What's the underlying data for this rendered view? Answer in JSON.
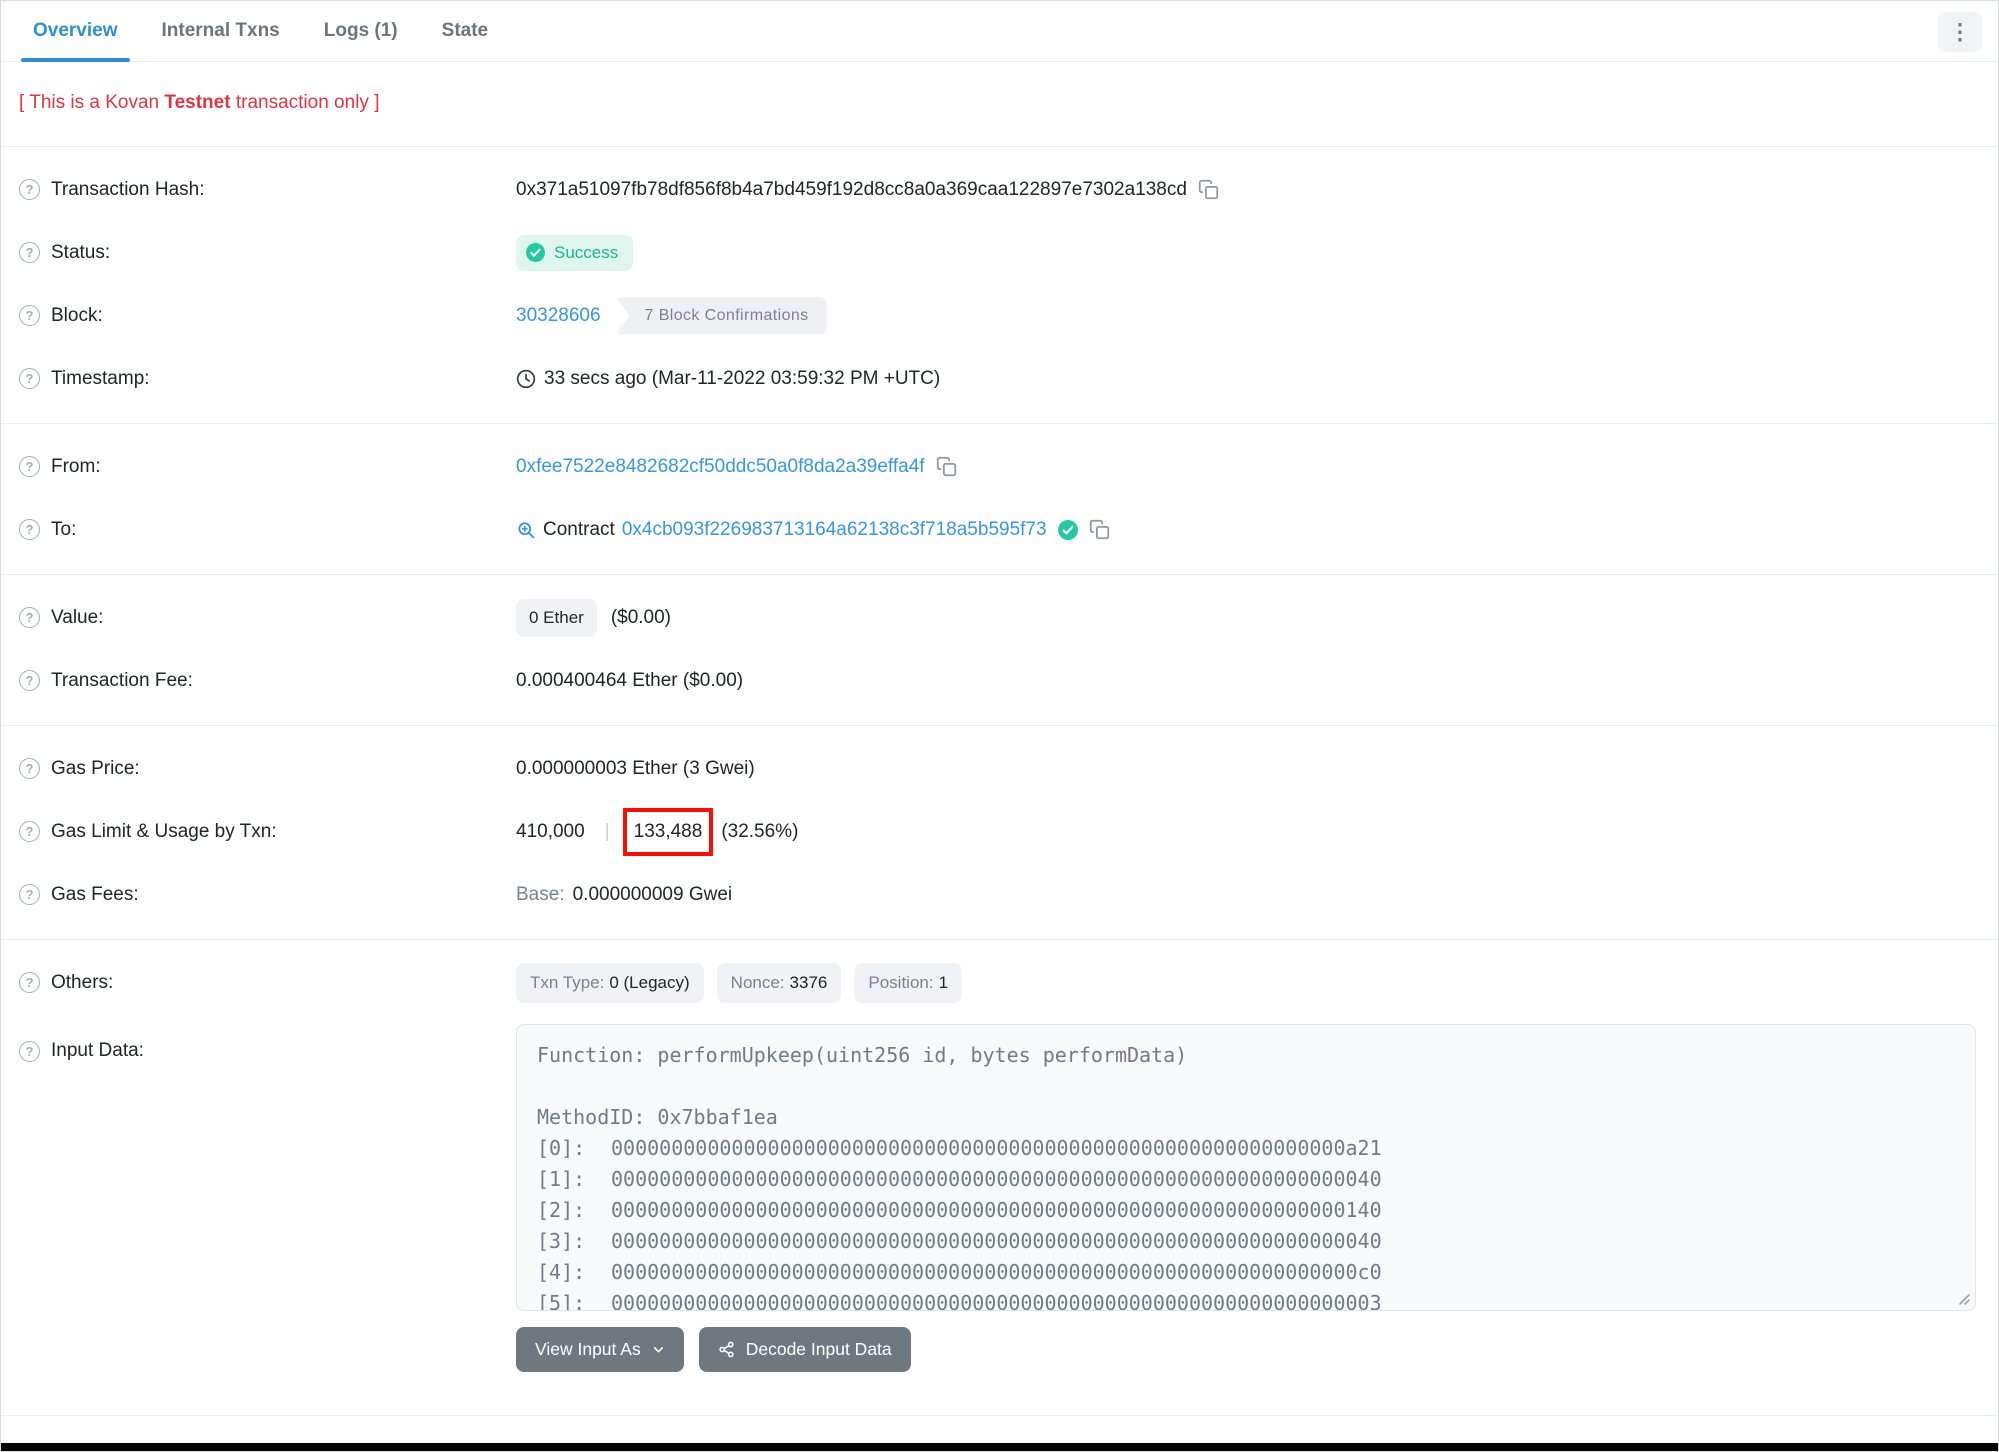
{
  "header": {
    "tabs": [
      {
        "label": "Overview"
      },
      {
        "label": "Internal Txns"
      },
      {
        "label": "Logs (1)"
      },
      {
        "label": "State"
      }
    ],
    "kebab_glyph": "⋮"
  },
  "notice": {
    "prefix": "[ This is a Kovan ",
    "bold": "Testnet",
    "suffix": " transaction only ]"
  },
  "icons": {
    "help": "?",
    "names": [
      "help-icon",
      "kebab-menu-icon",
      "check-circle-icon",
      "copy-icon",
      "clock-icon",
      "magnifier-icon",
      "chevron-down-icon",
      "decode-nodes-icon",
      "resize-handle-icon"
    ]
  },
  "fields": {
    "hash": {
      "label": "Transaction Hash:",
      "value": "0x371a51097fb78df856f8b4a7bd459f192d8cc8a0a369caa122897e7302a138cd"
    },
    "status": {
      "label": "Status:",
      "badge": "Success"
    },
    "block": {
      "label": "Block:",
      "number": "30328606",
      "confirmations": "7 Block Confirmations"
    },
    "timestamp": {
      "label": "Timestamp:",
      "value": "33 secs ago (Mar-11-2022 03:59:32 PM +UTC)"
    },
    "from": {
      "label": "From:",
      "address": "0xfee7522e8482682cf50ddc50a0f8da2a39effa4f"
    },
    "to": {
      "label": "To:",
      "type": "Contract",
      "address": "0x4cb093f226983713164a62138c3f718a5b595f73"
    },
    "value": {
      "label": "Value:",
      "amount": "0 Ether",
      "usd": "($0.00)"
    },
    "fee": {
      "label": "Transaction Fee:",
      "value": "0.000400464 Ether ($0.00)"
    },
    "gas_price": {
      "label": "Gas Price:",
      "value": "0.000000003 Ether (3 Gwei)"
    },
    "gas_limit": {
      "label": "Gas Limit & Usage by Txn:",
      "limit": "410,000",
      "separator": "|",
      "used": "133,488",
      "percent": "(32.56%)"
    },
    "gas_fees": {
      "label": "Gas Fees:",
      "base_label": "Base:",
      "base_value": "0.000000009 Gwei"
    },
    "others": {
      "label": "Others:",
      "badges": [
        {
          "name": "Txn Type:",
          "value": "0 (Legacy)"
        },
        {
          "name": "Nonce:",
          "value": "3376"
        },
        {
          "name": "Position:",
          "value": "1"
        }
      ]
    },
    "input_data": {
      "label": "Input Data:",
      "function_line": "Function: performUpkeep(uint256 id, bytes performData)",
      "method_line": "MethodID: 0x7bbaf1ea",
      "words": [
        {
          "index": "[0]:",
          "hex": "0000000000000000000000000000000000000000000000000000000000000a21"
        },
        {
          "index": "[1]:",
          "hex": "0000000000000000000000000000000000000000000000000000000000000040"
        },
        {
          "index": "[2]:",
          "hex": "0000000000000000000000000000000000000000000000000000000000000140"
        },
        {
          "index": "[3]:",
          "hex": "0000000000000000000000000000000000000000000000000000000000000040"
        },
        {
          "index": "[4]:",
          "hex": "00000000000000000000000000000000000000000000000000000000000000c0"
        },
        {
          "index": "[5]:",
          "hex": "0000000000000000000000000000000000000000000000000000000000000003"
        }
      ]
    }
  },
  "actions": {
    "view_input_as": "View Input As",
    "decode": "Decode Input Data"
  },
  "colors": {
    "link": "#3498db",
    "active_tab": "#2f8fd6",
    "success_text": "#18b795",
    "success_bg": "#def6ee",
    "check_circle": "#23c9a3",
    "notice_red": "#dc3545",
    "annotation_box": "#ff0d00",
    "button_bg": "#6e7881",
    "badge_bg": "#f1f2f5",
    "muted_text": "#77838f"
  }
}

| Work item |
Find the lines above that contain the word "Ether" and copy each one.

| Answer to this exercise |
      "amount": "0 Ether",
      "value": "0.000400464 Ether ($0.00)"
      "value": "0.000000003 Ether (3 Gwei)"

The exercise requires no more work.